Your objective: Begin with the line that holds "What's the underlying" and retype through the last line of the listing below, exactly; pictures are not part of the copy.

Provided entries:

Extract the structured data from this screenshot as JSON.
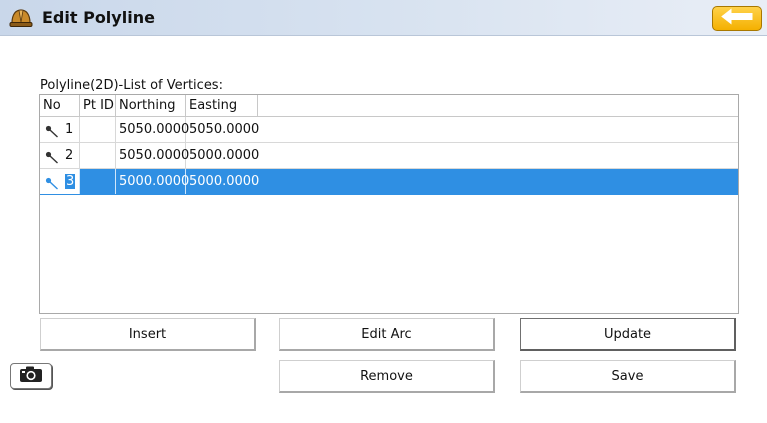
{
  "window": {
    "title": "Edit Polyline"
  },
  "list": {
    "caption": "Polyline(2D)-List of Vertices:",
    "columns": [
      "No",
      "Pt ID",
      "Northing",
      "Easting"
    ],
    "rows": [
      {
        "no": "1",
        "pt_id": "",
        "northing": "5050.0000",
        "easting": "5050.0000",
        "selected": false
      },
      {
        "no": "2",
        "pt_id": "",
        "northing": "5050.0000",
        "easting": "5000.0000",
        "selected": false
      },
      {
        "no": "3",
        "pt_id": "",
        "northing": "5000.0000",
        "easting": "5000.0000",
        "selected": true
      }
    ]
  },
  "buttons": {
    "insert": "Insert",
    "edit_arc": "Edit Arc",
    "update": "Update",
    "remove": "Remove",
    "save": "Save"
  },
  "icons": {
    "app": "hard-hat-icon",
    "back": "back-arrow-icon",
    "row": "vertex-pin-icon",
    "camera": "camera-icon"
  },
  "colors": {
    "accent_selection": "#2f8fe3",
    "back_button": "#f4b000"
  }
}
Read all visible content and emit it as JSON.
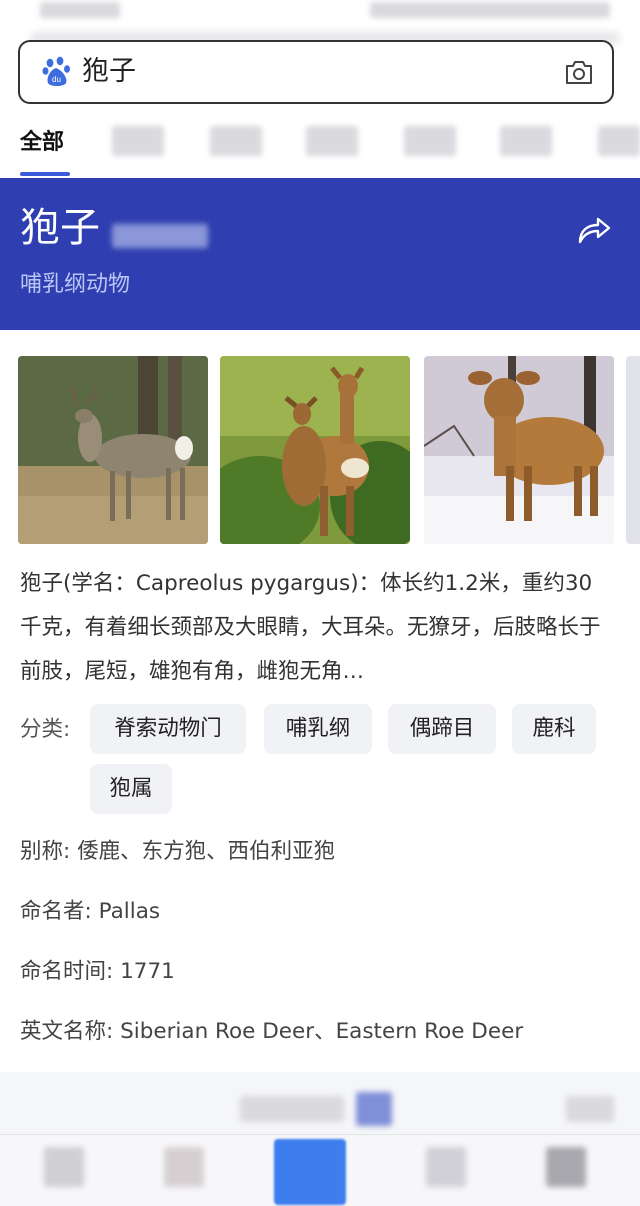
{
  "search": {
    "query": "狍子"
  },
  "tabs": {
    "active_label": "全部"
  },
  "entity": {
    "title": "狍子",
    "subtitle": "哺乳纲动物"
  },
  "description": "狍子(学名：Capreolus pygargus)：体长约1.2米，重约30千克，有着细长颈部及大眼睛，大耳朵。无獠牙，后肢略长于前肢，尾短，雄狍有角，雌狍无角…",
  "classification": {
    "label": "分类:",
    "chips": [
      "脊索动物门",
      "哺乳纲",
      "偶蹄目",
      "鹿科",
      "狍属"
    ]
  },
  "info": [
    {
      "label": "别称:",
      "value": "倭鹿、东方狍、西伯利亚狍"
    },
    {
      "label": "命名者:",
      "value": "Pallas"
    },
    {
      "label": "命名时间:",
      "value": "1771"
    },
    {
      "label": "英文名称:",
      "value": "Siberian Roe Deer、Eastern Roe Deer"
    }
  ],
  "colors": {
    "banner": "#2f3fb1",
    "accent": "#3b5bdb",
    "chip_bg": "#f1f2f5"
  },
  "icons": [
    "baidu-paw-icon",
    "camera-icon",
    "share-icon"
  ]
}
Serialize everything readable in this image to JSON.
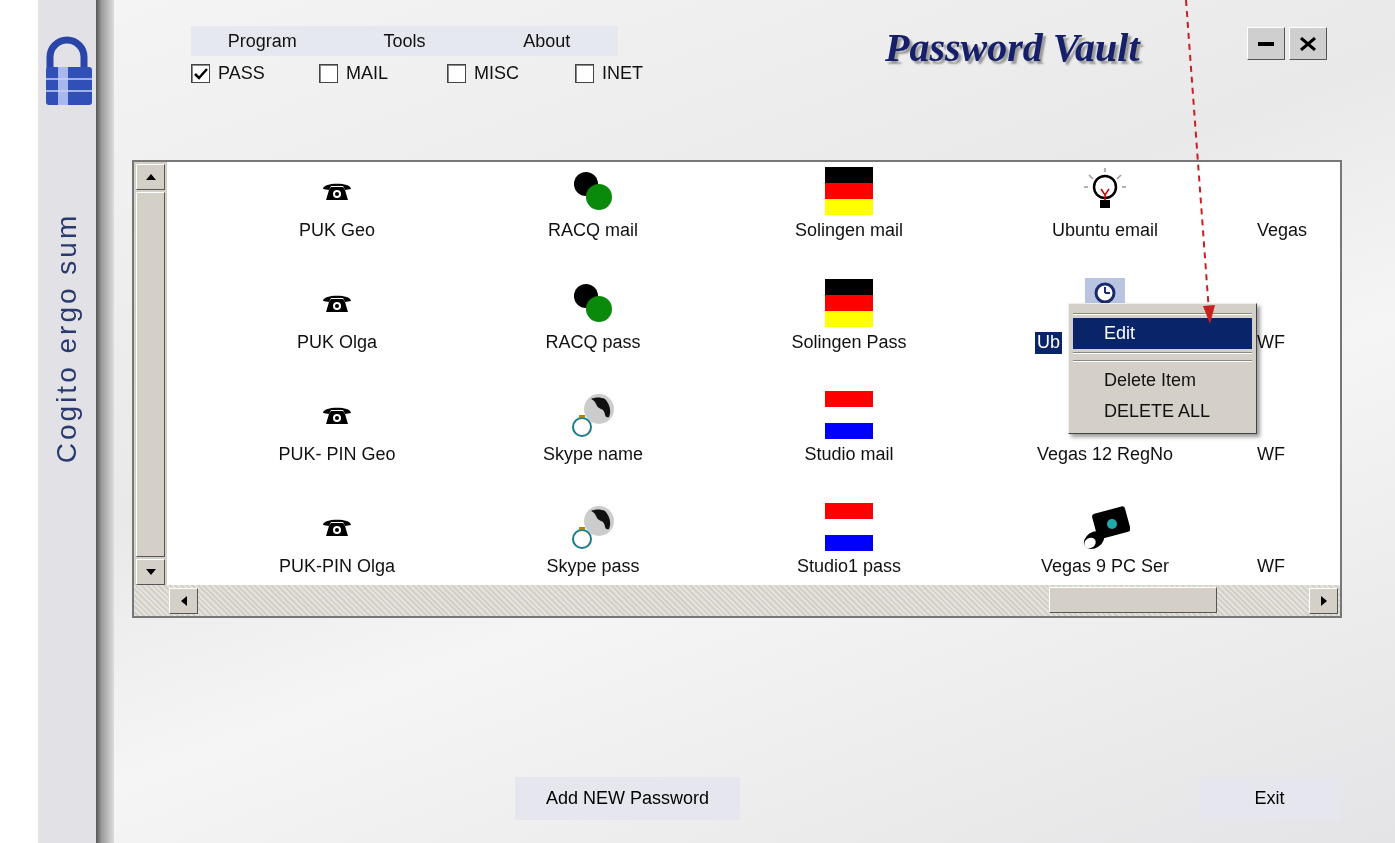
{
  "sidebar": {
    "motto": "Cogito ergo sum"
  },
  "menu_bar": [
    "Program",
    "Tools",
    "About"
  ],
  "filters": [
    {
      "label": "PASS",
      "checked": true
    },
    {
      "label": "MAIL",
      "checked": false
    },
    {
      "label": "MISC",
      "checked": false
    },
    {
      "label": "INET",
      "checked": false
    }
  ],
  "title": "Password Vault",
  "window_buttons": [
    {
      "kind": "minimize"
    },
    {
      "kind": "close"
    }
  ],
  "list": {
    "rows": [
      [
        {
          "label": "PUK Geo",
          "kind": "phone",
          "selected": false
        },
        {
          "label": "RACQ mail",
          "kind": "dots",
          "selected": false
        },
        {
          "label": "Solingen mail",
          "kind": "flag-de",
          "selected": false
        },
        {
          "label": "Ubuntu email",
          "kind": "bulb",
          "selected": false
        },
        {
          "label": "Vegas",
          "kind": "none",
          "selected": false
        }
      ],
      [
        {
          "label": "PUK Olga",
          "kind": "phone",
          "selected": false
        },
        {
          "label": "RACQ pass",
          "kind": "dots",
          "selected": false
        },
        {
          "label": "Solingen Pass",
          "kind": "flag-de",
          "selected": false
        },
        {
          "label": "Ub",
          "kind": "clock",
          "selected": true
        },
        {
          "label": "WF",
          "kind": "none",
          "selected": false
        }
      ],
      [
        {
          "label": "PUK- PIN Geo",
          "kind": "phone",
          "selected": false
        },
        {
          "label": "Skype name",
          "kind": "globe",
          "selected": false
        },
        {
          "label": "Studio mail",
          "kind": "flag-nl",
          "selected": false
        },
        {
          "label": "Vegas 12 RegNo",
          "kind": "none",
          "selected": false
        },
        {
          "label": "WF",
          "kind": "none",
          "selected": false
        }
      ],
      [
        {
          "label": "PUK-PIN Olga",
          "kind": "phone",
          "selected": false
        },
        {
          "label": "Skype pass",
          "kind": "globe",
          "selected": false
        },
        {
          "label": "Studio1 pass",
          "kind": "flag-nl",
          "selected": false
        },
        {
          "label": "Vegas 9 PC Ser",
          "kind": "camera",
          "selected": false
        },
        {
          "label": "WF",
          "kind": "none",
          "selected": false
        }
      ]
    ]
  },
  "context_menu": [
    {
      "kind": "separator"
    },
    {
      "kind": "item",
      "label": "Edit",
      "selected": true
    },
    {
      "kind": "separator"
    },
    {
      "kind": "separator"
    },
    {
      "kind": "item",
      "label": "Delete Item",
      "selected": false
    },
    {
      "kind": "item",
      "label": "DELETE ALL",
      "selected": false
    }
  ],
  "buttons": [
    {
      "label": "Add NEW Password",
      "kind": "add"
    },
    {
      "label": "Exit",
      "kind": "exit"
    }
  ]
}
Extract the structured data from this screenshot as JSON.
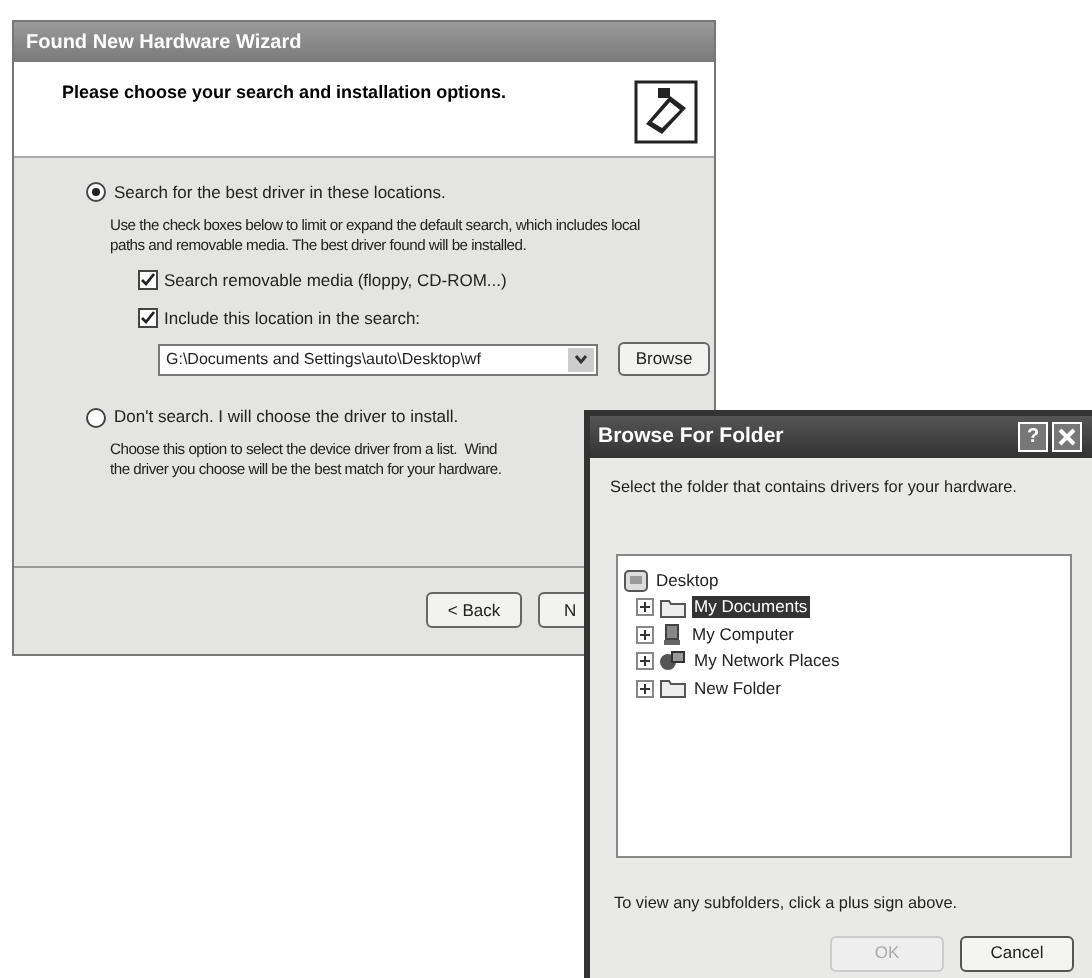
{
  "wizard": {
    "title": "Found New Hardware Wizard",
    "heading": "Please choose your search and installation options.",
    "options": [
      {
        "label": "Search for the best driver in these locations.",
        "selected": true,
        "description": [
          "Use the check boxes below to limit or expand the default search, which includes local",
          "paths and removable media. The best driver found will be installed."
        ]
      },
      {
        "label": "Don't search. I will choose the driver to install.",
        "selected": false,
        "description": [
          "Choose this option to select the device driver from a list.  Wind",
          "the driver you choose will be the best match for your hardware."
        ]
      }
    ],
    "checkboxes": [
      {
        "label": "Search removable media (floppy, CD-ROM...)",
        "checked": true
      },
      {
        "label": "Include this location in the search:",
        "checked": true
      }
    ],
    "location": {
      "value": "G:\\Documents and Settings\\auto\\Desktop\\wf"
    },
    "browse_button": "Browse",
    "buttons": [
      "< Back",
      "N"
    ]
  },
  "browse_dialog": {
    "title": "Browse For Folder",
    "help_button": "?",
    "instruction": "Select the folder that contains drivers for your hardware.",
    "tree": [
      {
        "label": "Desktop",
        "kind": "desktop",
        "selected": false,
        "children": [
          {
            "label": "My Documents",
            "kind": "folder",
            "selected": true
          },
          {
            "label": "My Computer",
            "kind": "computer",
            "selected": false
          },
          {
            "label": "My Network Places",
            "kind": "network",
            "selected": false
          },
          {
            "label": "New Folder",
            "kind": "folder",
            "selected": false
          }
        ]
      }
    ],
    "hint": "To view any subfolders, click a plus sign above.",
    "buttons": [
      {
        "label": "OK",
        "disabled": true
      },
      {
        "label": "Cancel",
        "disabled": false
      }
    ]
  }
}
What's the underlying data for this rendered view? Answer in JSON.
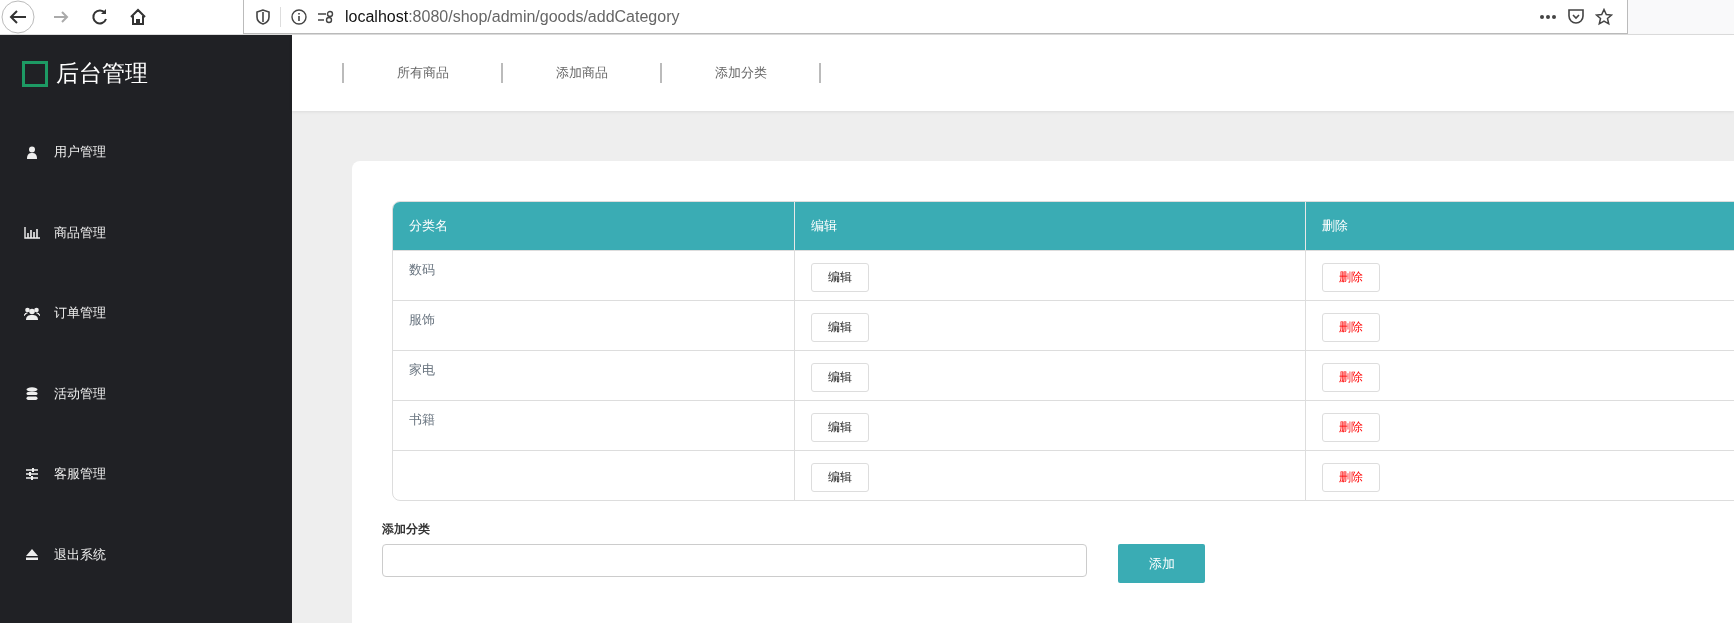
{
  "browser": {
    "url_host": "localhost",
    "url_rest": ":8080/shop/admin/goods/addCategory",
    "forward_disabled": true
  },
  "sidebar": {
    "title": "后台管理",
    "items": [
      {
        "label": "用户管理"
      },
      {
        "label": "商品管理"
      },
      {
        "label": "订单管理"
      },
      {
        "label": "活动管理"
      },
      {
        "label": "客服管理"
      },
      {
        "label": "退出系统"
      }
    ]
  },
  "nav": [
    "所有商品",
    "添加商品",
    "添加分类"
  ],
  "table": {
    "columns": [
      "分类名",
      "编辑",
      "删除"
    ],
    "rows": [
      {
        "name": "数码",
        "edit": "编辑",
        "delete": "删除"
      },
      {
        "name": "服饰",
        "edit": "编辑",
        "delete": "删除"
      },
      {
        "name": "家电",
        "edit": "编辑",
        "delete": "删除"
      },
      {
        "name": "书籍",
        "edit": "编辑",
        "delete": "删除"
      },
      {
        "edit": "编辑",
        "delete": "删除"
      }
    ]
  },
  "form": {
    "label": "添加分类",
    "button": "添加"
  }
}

Task result:
What's the underlying data for this rendered view? Answer in JSON.
{
  "browser": {
    "url_host": "localhost",
    "url_rest": ":8080/shop/admin/goods/addCategory",
    "forward_disabled": true
  },
  "sidebar": {
    "title": "后台管理",
    "items": [
      {
        "label": "用户管理"
      },
      {
        "label": "商品管理"
      },
      {
        "label": "订单管理"
      },
      {
        "label": "活动管理"
      },
      {
        "label": "客服管理"
      },
      {
        "label": "退出系统"
      }
    ]
  },
  "nav": [
    "所有商品",
    "添加商品",
    "添加分类"
  ],
  "table": {
    "columns": [
      "分类名",
      "编辑",
      "删除"
    ],
    "rows": [
      {
        "name": "数码",
        "edit": "编辑",
        "delete": "删除"
      },
      {
        "name": "服饰",
        "edit": "编辑",
        "delete": "删除"
      },
      {
        "name": "家电",
        "edit": "编辑",
        "delete": "删除"
      },
      {
        "name": "书籍",
        "edit": "编辑",
        "delete": "删除"
      },
      {
        "edit": "编辑",
        "delete": "删除"
      }
    ]
  },
  "form": {
    "label": "添加分类",
    "button": "添加"
  }
}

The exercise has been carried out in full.